Reverse-engineering human brains is to mimic the structure and function of neural network in the brain on a silicon wafer to create a so-called neuromorphic AI chips.
Although it is still a long distant future, Samsung Electronics has laid the ground work for it, authoring a thesis titled as “Neuromorphic Electronics Based on Copying and Pasting the Brain”.
In the thesis printed on Nature Electronics, Samsung suggests an innovative way to use a nano-electrode array to copy the brain’s neuronal connection map and then paste it on a memory chip using a 3D stacking and deposition technology as well as a 3D TSV packaging technology.
The thesis is co-authored by a group of well-known academics and seasoned engineers, including Donhee Ham, fellow of Samsung Advanced Institute of Technology (SAIT) and professor of Harvard University, Hongkun Park, professor of Harvard University, Sungwoo Hwang, president and CEO of Samsung SDS and former Head of SAIT, and Kinam Kim, vice chairman and CEO of Samsung Electronics.
The theory is straightforward. The human brain is made up of a large number of neurons, and each neuron is wired together to create a wiring map, a sort of control tower to supervise the brain’s functions like cognition, facile learning, and adaptation.
At issue is how to copy, or mimic the wiring map and then memorize it in a non-volatile memory chip. To work out this challenge, Samsung has been working together with Harvard University since 2019 and Dr, Ham of Samsung and Dr, Park of Harvard University has jointly developed what’s called as a nano-electrode array, which can be implanted onto human brain neurons. The microscopic array is so sensitive that it can read and record ultra-minute electrical signals occurring at connecting points of each neuron. This reading can help extract and copy the brain’s wiring map.
Neuronal Connection Map
The second challenge is how to paste the map onto such non-volatile memory chips like NAND flash-based SSD or resistive random access memory, or R-RAM.

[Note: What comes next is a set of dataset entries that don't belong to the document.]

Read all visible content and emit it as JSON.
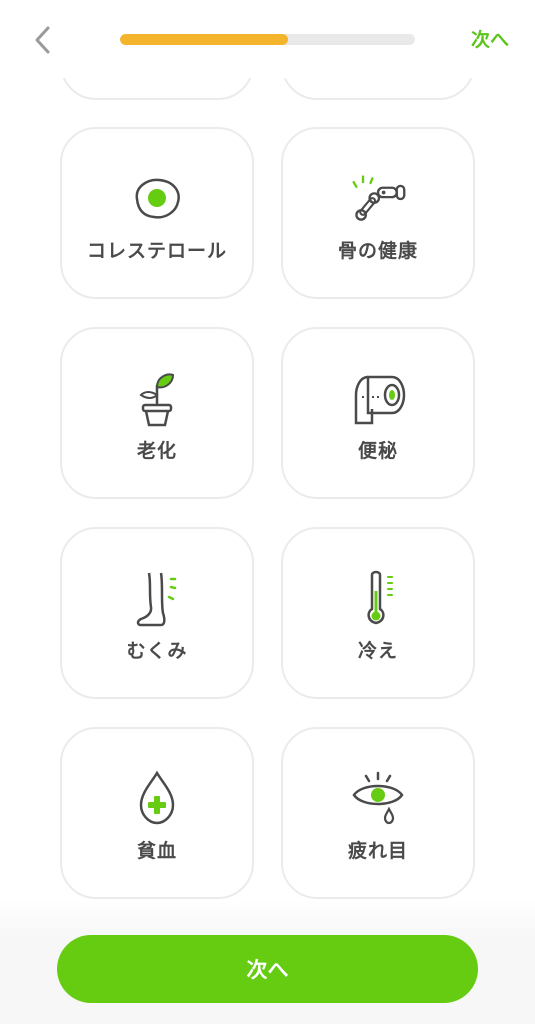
{
  "header": {
    "back_icon": "chevron-left-icon",
    "progress_percent": 57,
    "next_label": "次へ"
  },
  "colors": {
    "accent_green": "#66cc12",
    "progress_yellow": "#f4b52c",
    "icon_stroke": "#4a4a4a"
  },
  "cards": [
    {
      "label": "コレステロール",
      "icon": "fried-egg-icon"
    },
    {
      "label": "骨の健康",
      "icon": "bone-icon"
    },
    {
      "label": "老化",
      "icon": "sprout-pot-icon"
    },
    {
      "label": "便秘",
      "icon": "toilet-paper-icon"
    },
    {
      "label": "むくみ",
      "icon": "leg-icon"
    },
    {
      "label": "冷え",
      "icon": "thermometer-icon"
    },
    {
      "label": "貧血",
      "icon": "blood-drop-cross-icon"
    },
    {
      "label": "疲れ目",
      "icon": "tired-eye-icon"
    }
  ],
  "footer": {
    "primary_button": "次へ"
  }
}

Samsung believes that it can be done by programming each memory so that its conductance represents the strength of each neural connection in the copied map. Then, the network of specially-engineered non-volatile memories can learn and express the neuronal connections map. This is a scheme that directly downloads the brain’s neuronal connection map onto the memory chip.
As the human brain has an estimated 100 billion or so neurons, and a thousand or so times more synaptic connections, however, the ultimate neuromorphic chip will require 100 trillion or so memory cells.
Integrating such vast number of memories on a single chip would be made possible by 3D integration of memories, the technology led by Samsung that opened up a new era for memory industry.
Leveraging its leading experience in chip manufacturing, Samsung is planning to continue its research into neuromorphic engineering, in order to extend Samsung’s leadership in the field of next generation AI semiconductors.
“The vision we present is highly ambitious,” said Dr. Ham. “But working toward such a heroic goal will push the boundaries of machine intelligence, neuroscience, and semiconductor technology”